F. Signoret, F. P. Jacquot, J.-M. Feron
April 1999, Volume 8, Issue 2, pp 110 - 116 Original article Read Full Article 10.1007/s005860050138
First Online: 09 April 1999

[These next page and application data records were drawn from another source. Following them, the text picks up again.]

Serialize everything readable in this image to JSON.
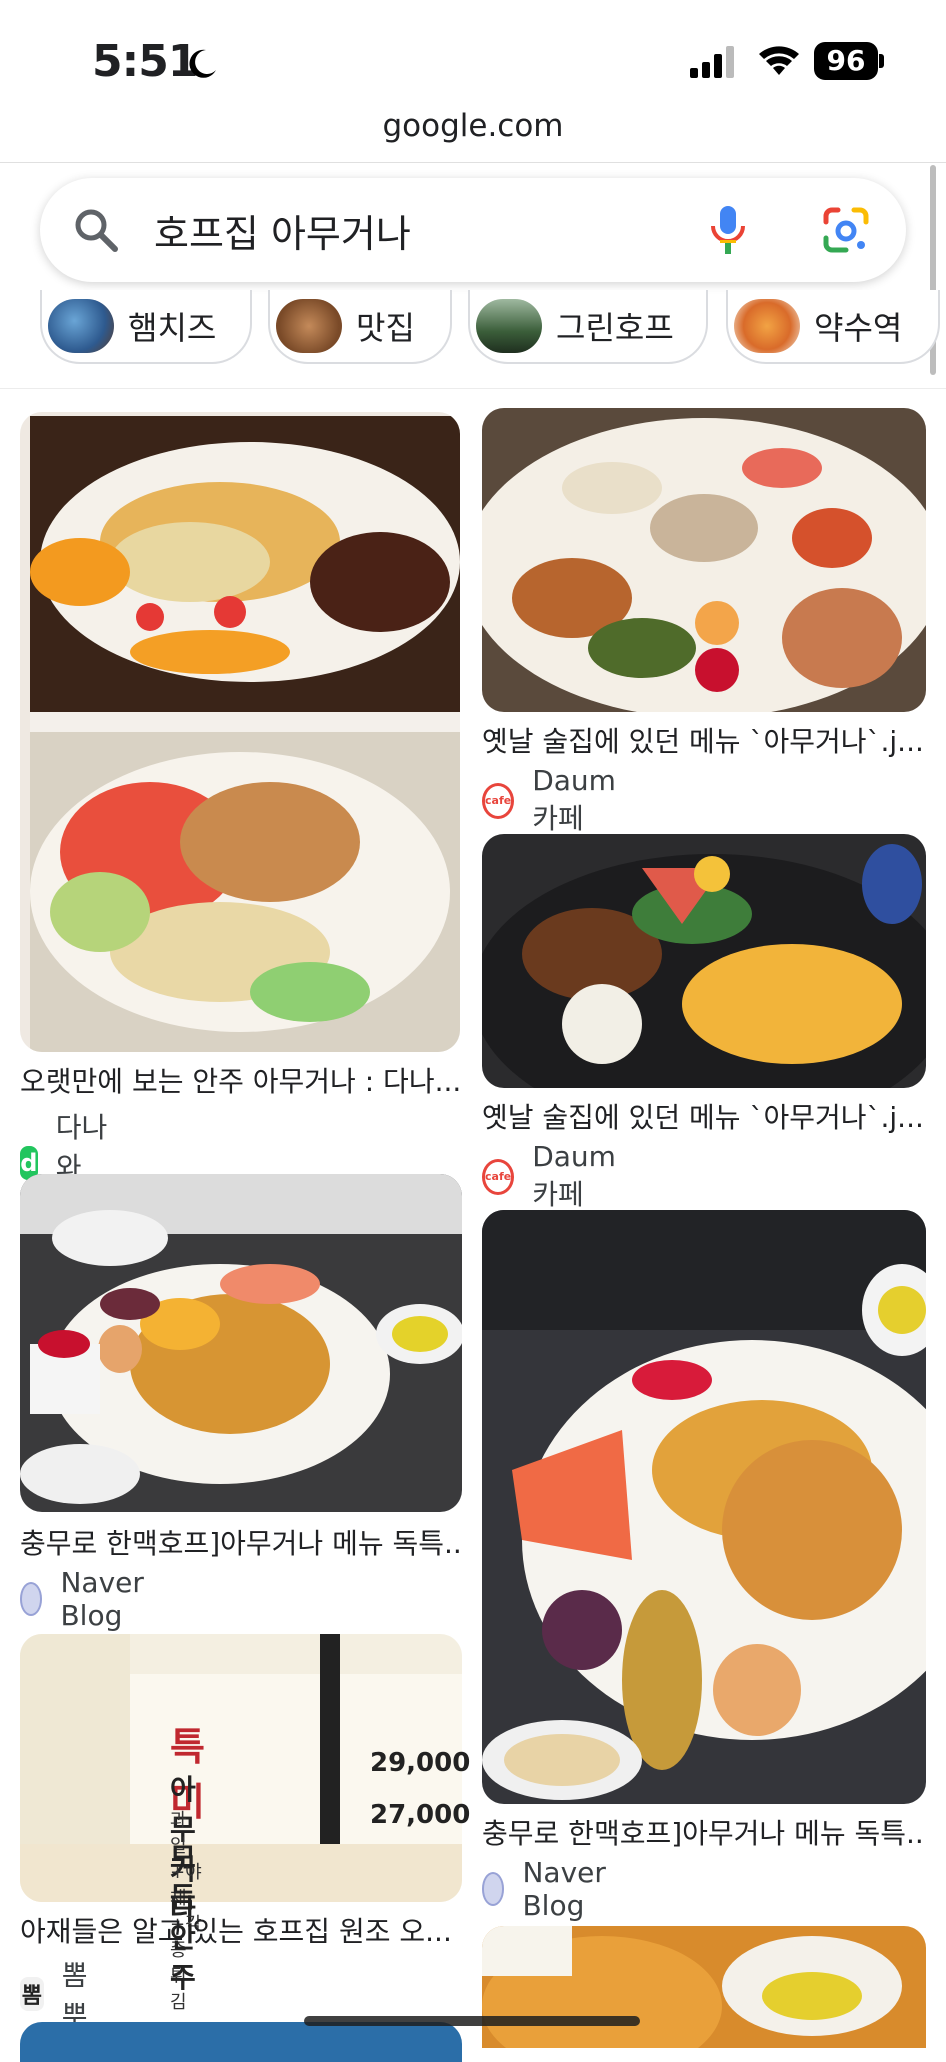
{
  "status": {
    "time": "5:51",
    "battery": "96"
  },
  "browser": {
    "url": "google.com"
  },
  "search": {
    "query": "호프집 아무거나"
  },
  "chips": [
    {
      "label": "햄치즈"
    },
    {
      "label": "맛집"
    },
    {
      "label": "그린호프"
    },
    {
      "label": "약수역"
    }
  ],
  "results": [
    {
      "caption": "오랫만에 보는 안주 아무거나 : 다나...",
      "source": "다나와 DPG",
      "favicon": "d"
    },
    {
      "caption": "옛날 술집에 있던 메뉴 `아무거나`.j...",
      "source": "Daum 카페",
      "favicon": "cafe"
    },
    {
      "caption": "옛날 술집에 있던 메뉴 `아무거나`.j...",
      "source": "Daum 카페",
      "favicon": "cafe"
    },
    {
      "caption": "충무로 한맥호프]아무거나 메뉴 독특...",
      "source": "Naver Blog"
    },
    {
      "caption": "충무로 한맥호프]아무거나 메뉴 독특...",
      "source": "Naver Blog"
    },
    {
      "caption": "아재들은 알고 있는 호프집 원조 오...",
      "source": "뽐뿌",
      "favicon": "뽐"
    }
  ],
  "menu_image": {
    "lines": [
      "특 미",
      "아 무 거 나",
      "과일+야채+각종튀김",
      "모듬안주"
    ],
    "prices": [
      "29,000",
      "27,000"
    ]
  },
  "colors": {
    "accent_blue": "#4285f4",
    "red": "#ea4335",
    "yellow": "#fbbc04",
    "green": "#34a853"
  }
}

Flexion tear-drop fractures (FTDF) in the cervical spine constitute a highly unstable condition with a high incidence of neurological complications due to posterior displacement of the fractured vertebra in the spinal canal. The widely accepted surgical management for this condition includes complete excision and grafting of the vertebral body through an anterior approach. Thorough radiological and CT analysis of FTDF shows that the vertebral body is often separated into two parts by a sagittal plane fracture, but remains continuous through the pedicle and anterior arch of the vertebral foramen with the lateral mass and the articular processes. We therefore hypothesized that reduction would be possible by acting on the articular process through a posterior approach with a particular plating technique. Eight patients with FTDF were operated on with the technique we describe. Three had complete tetraplegia, four had incomplete tetraplegia and one was normal. A preoperative CT scan was made in all patients. Local kyphosis, posterior displacement of the vertebral body, and general lordosis in the cervical spine were recorded. In all cases, a satisfactory reduction was achieved on the postoperative radiographs and at the mean follow-up of 18.6 ± 12.1 months, with residual posterior displacement being less than 1 mm. No complication occurred. Out of seven neurologically impaired patients, five showed some motor recovery at the latest follow-up. The posterior technique is described, and the rationale and pros and cons are discussed. The study showed that posterior reduction and fixation of flexion tear-drop fracture is not only possible, but permits an accurate restoration of the anatomy of the fractured cervical spine.
Read Full Article